Voss says his company, a De Pere-based distributor of building materials, has experienced conflict arising from uncertainty, employees’ differing viewpoints about how to react to the pandemic, and the divide between people working from home and those required to work onsite. In the face of that, he says it’s been vital to acknowledge the difficulties, keep communicating and give everyone a voice.
“By calling that conflict a good thing and having everyone on the same page that we need to work through that together was important,” Voss says.
At Wisconsin Aluminum Foundry in Manitowoc, Shivaram says the pandemic has drawn his employees closer together and deepened relationships. In a departure from business as usual, no one was traveling and people began having consistent, everyday contact.
Brightening people’s moods with food and catering in lunches has helped, Shivaram says. The company also launched a daily newsletter to keep people up to date on what was happening.
“We were honest about what we knew, we were acknowledging the fear for our physical safety, and that prospects for the business didn’t look great. This shared vulnerability combined with the consistent contact and the positive environment really helped us build great relationships,” he says.
Prior to the pandemic, Shivaram turned to mass communications and town hall-like meetings to share messaging with his team, but the current situation opened his eyes to the importance of fostering individual relationships.
One of Bassett Mechanical’s core values is respect for people, and that has helped carry the manufacturer through the pandemic. Bassett says she and the leadership team have remained flexible, adaptable and focused on change management and caring for associates.
The Kaukauna company recognizes each person brings to the workplace his or her own “box of life” — made up of life and work experiences, Bassett says. During this time, especially, that may include child or elder care challenges.
“It caused us to pause and make sure that we’re not judging or criticizing or assuming and to step back and look at them as an individual and realize that everybody’s going to handle the stress of this pandemic differently,” Bassett says.
To focus on the positive, Bassett says it’s helped her team to rally behind something bigger than themselves by helping people in the community. That’s included making 18,000 nose clips for face masks, helping to design deployable medical units for health care systems and hosting a blood drive.
At Carnivore, a Green Bay-based maker of raw pet food, snacks and treats, Viegut says he strives to be visual, verbal and actionable. The company’s facilities include several video screens that communicate culture components, share employee news and quotes of the day, and provide key performance indicators.
To continue to build his leadership skills, Viegut attends a TEC/Vistage group, where he meets with other leaders once a month to “smack each other around and get better.” Leading isn’t easy and to do it well, you need to be all in, he says. “If you’re not committed yourself, the rest of the organization will see right through.”
When it comes to balancing care for people with accountability, Bassett says businesses can do both.
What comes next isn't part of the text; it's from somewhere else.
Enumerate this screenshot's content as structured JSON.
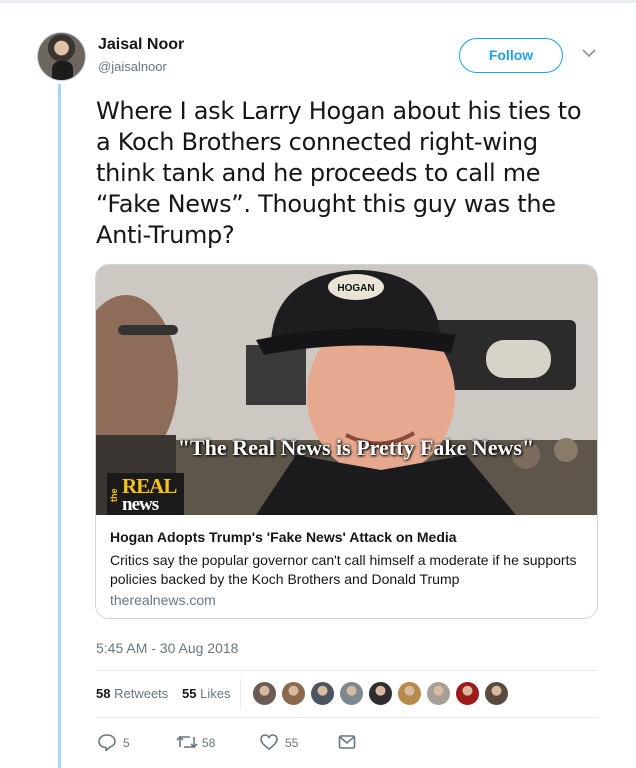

To do so, they must share expectations, provide needed resources, communicate and hold people accountable on the back end.
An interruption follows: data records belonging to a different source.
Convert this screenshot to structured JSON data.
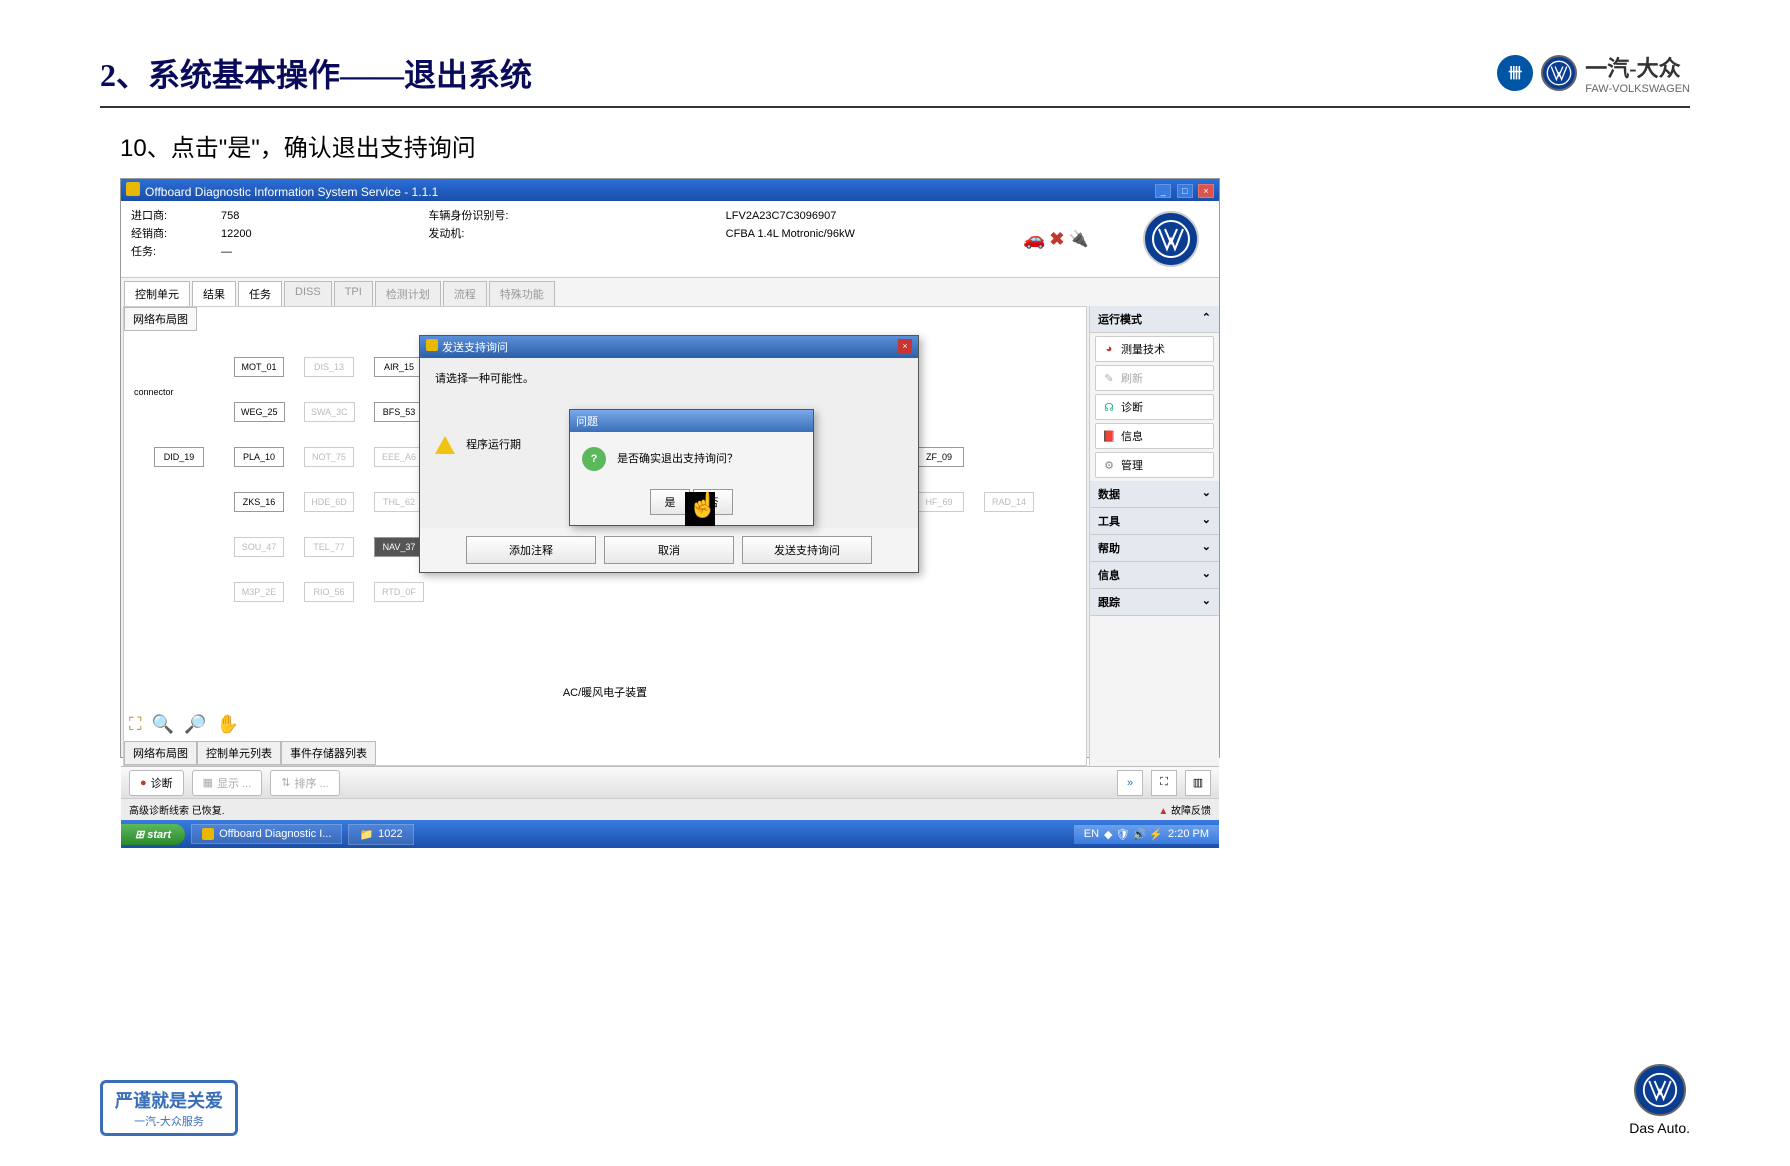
{
  "slide": {
    "title": "2、系统基本操作——退出系统",
    "subtitle": "10、点击\"是\"，确认退出支持询问",
    "brand_cn": "一汽-大众",
    "brand_en": "FAW-VOLKSWAGEN"
  },
  "app": {
    "window_title": "Offboard Diagnostic Information System Service - 1.1.1",
    "importer_label": "进口商:",
    "importer_value": "758",
    "dealer_label": "经销商:",
    "dealer_value": "12200",
    "task_label": "任务:",
    "task_value": "—",
    "vin_label": "车辆身份识别号:",
    "vin_value": "LFV2A23C7C3096907",
    "engine_label": "发动机:",
    "engine_value": "CFBA 1.4L Motronic/96kW",
    "tabs": [
      "控制单元",
      "结果",
      "任务",
      "DISS",
      "TPI",
      "检测计划",
      "流程",
      "特殊功能"
    ],
    "canvas_title": "网络布局图",
    "nodes": {
      "connector": "connector",
      "mot01": "MOT_01",
      "dis13": "DIS_13",
      "air15": "AIR_15",
      "weg25": "WEG_25",
      "swa3c": "SWA_3C",
      "bfs53": "BFS_53",
      "did19": "DID_19",
      "pla10": "PLA_10",
      "not75": "NOT_75",
      "eeea6": "EEE_A6",
      "zks16": "ZKS_16",
      "hde6d": "HDE_6D",
      "thl62": "THL_62",
      "sou47": "SOU_47",
      "tel77": "TEL_77",
      "nav37": "NAV_37",
      "m3p2e": "M3P_2E",
      "rio56": "RIO_56",
      "rtd0f": "RTD_0F",
      "zf09": "ZF_09",
      "hf69": "HF_69",
      "rad14": "RAD_14"
    },
    "bottom_label": "AC/暖风电子装置",
    "bottom_tabs": [
      "网络布局图",
      "控制单元列表",
      "事件存储器列表"
    ],
    "side_panel": {
      "mode_header": "运行模式",
      "measure": "测量技术",
      "refresh": "刷新",
      "diagnose": "诊断",
      "info": "信息",
      "manage": "管理",
      "data": "数据",
      "tools": "工具",
      "help": "帮助",
      "info2": "信息",
      "trace": "跟踪"
    },
    "outer_dialog": {
      "title": "发送支持询问",
      "prompt": "请选择一种可能性。",
      "running": "程序运行期",
      "btn_comment": "添加注释",
      "btn_cancel": "取消",
      "btn_send": "发送支持询问"
    },
    "inner_dialog": {
      "title": "问题",
      "message": "是否确实退出支持询问？",
      "yes": "是",
      "no": "否"
    },
    "status": {
      "diagnose": "诊断",
      "display": "显示 ...",
      "sort": "排序 ..."
    },
    "message_line": "高级诊断线索 已恢复.",
    "fault_feedback": "故障反馈",
    "taskbar": {
      "start": "start",
      "app": "Offboard Diagnostic I...",
      "folder": "1022",
      "lang": "EN",
      "time": "2:20 PM"
    }
  },
  "footer": {
    "slogan1": "严谨就是关爱",
    "slogan2": "一汽-大众服务",
    "das_auto": "Das Auto."
  }
}
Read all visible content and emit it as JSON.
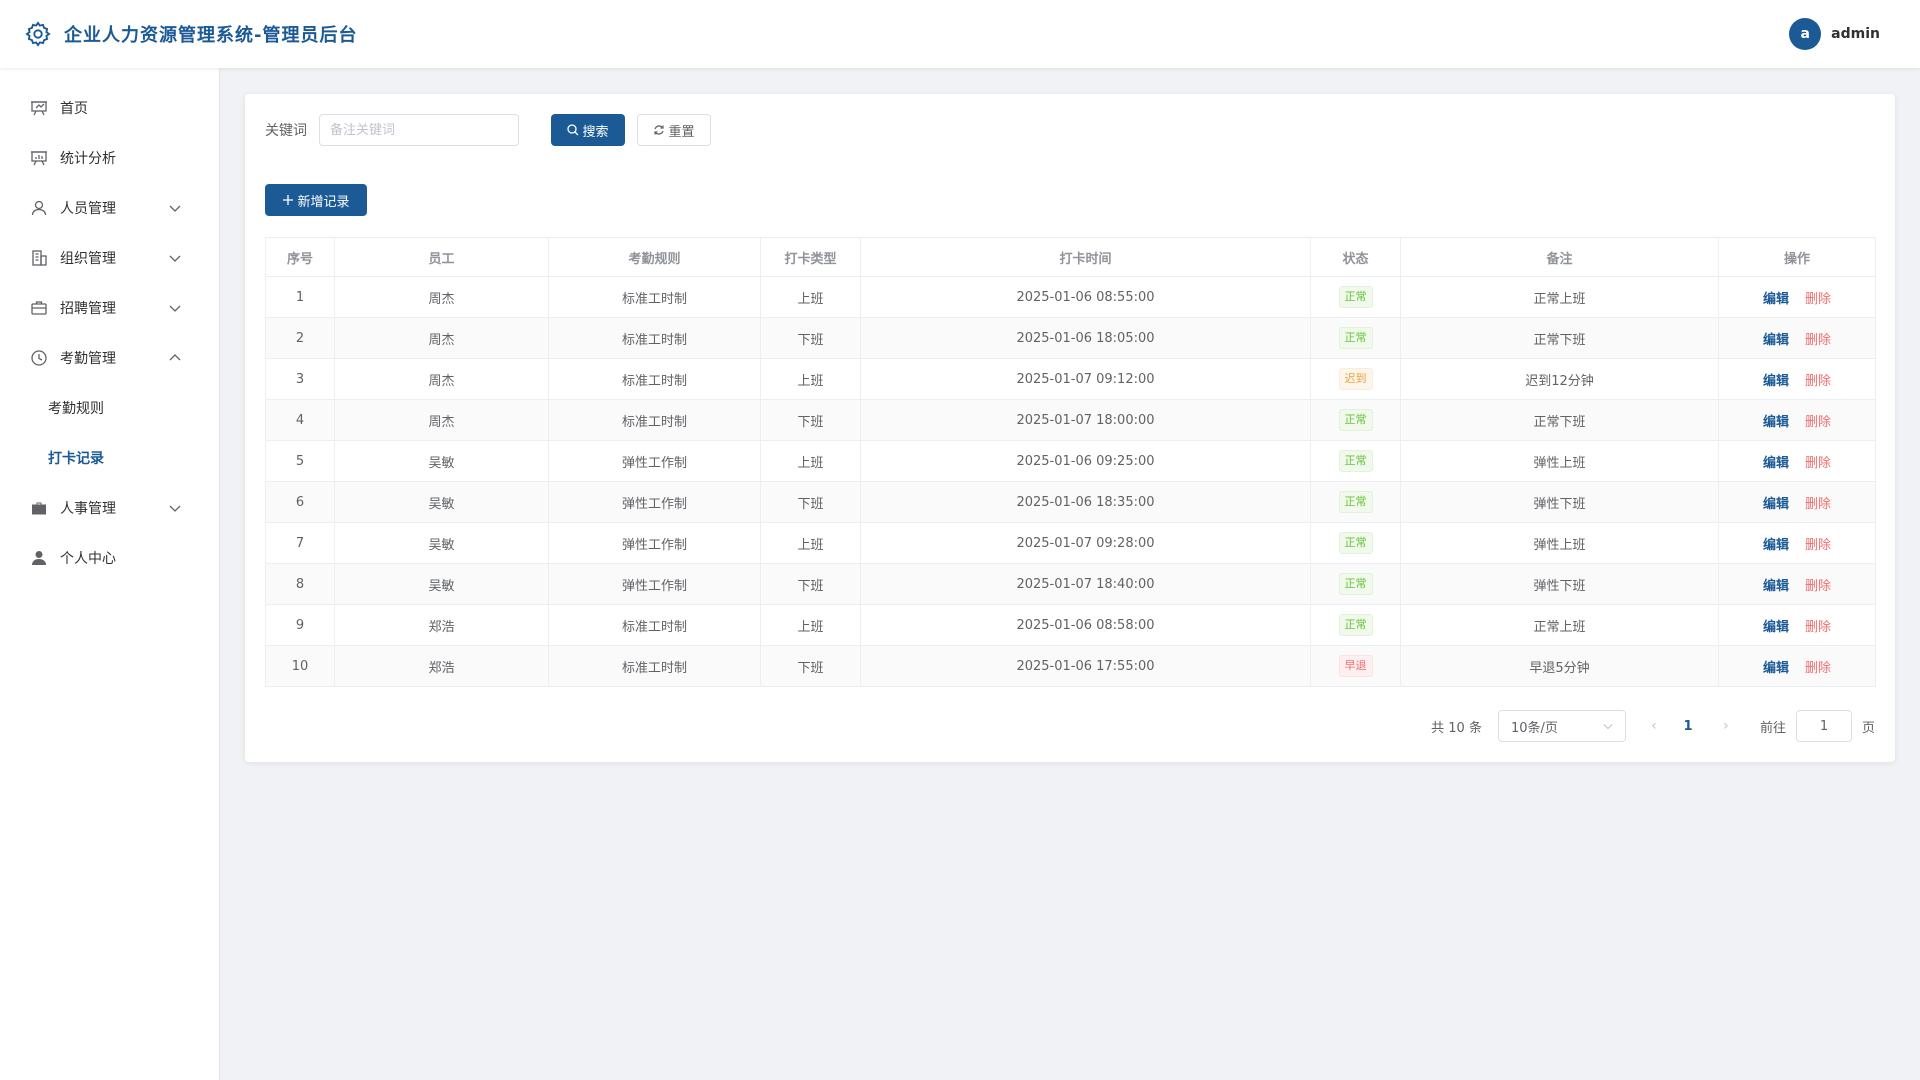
{
  "app": {
    "title": "企业人力资源管理系统-管理员后台"
  },
  "user": {
    "avatar_letter": "a",
    "name": "admin"
  },
  "colors": {
    "brand": "#1c5a96",
    "success": "#67c23a",
    "warning": "#e6a23c",
    "danger": "#f56c6c"
  },
  "sidebar": {
    "items": [
      {
        "label": "首页",
        "icon": "presentation-icon"
      },
      {
        "label": "统计分析",
        "icon": "chart-board-icon"
      },
      {
        "label": "人员管理",
        "icon": "user-icon",
        "expandable": true
      },
      {
        "label": "组织管理",
        "icon": "building-icon",
        "expandable": true
      },
      {
        "label": "招聘管理",
        "icon": "briefcase-icon",
        "expandable": true
      },
      {
        "label": "考勤管理",
        "icon": "clock-icon",
        "expandable": true,
        "expanded": true
      },
      {
        "label": "人事管理",
        "icon": "suitcase-icon",
        "expandable": true
      },
      {
        "label": "个人中心",
        "icon": "person-filled-icon"
      }
    ],
    "sub_items": [
      {
        "label": "考勤规则",
        "active": false
      },
      {
        "label": "打卡记录",
        "active": true
      }
    ]
  },
  "search": {
    "label": "关键词",
    "placeholder": "备注关键词",
    "search_label": "搜索",
    "reset_label": "重置"
  },
  "toolbar": {
    "add_label": "新增记录"
  },
  "table": {
    "columns": [
      "序号",
      "员工",
      "考勤规则",
      "打卡类型",
      "打卡时间",
      "状态",
      "备注",
      "操作"
    ],
    "edit_label": "编辑",
    "delete_label": "删除",
    "rows": [
      {
        "no": "1",
        "employee": "周杰",
        "rule": "标准工时制",
        "type": "上班",
        "time": "2025-01-06 08:55:00",
        "status": "正常",
        "status_kind": "green",
        "remark": "正常上班"
      },
      {
        "no": "2",
        "employee": "周杰",
        "rule": "标准工时制",
        "type": "下班",
        "time": "2025-01-06 18:05:00",
        "status": "正常",
        "status_kind": "green",
        "remark": "正常下班"
      },
      {
        "no": "3",
        "employee": "周杰",
        "rule": "标准工时制",
        "type": "上班",
        "time": "2025-01-07 09:12:00",
        "status": "迟到",
        "status_kind": "orange",
        "remark": "迟到12分钟"
      },
      {
        "no": "4",
        "employee": "周杰",
        "rule": "标准工时制",
        "type": "下班",
        "time": "2025-01-07 18:00:00",
        "status": "正常",
        "status_kind": "green",
        "remark": "正常下班"
      },
      {
        "no": "5",
        "employee": "吴敏",
        "rule": "弹性工作制",
        "type": "上班",
        "time": "2025-01-06 09:25:00",
        "status": "正常",
        "status_kind": "green",
        "remark": "弹性上班"
      },
      {
        "no": "6",
        "employee": "吴敏",
        "rule": "弹性工作制",
        "type": "下班",
        "time": "2025-01-06 18:35:00",
        "status": "正常",
        "status_kind": "green",
        "remark": "弹性下班"
      },
      {
        "no": "7",
        "employee": "吴敏",
        "rule": "弹性工作制",
        "type": "上班",
        "time": "2025-01-07 09:28:00",
        "status": "正常",
        "status_kind": "green",
        "remark": "弹性上班"
      },
      {
        "no": "8",
        "employee": "吴敏",
        "rule": "弹性工作制",
        "type": "下班",
        "time": "2025-01-07 18:40:00",
        "status": "正常",
        "status_kind": "green",
        "remark": "弹性下班"
      },
      {
        "no": "9",
        "employee": "郑浩",
        "rule": "标准工时制",
        "type": "上班",
        "time": "2025-01-06 08:58:00",
        "status": "正常",
        "status_kind": "green",
        "remark": "正常上班"
      },
      {
        "no": "10",
        "employee": "郑浩",
        "rule": "标准工时制",
        "type": "下班",
        "time": "2025-01-06 17:55:00",
        "status": "早退",
        "status_kind": "red",
        "remark": "早退5分钟"
      }
    ]
  },
  "pagination": {
    "total_text": "共 10 条",
    "page_size": "10条/页",
    "current_page": "1",
    "goto_label": "前往",
    "goto_value": "1",
    "page_suffix": "页"
  }
}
Bassett Mechanical’s commitment to lean principles engages people and gives them a voice, Bassett says. Lean methodology emphasizes process-focused improvement rather than people-focused.
“That helps eliminate the blame or the bias or the excuses and focuses the teams on fact-based continuous improvement,” Bassett says.
Voss says accountability and a people-centric culture go hand-in-hand. “I think people want to be successful,” he says.
AmeriLux remains focused on the bottom line and doesn’t “confuse activity with results,” Voss says. That idea is tied to each employee review the company does. Reviews assess just two areas: satisfaction and contribution. Both reviewer and reviewee ensure they’re aligned on what they see and develop game plans to enhance both areas of focus.
As Wisconsin Aluminum Foundry continues into a future that contains a lot of uncertainty, Shivaram says he’s remaining focused on creating an intentional culture that’s based on one-on-one interactions — and reminding workers they’re doing a great job during a difficult time.
“What really matters is how we practice our culture in everyday life,” he says. “The sporadic efforts don’t work. A culture needs to be groomed.”
Bassett says it remains vital to communicate, show appreciation and acknowledge that employees are showing up each day to work under difficult circumstances. Words of encouragement or a note go a long way, she says.
“(Give) people that peace of mind that they’re hearing from you, that they’re given the comfort that things are going to be OK. The message has to be that we’re here to take care of you, take care of each other and we’ll get through this together
as a team,” Bassett says.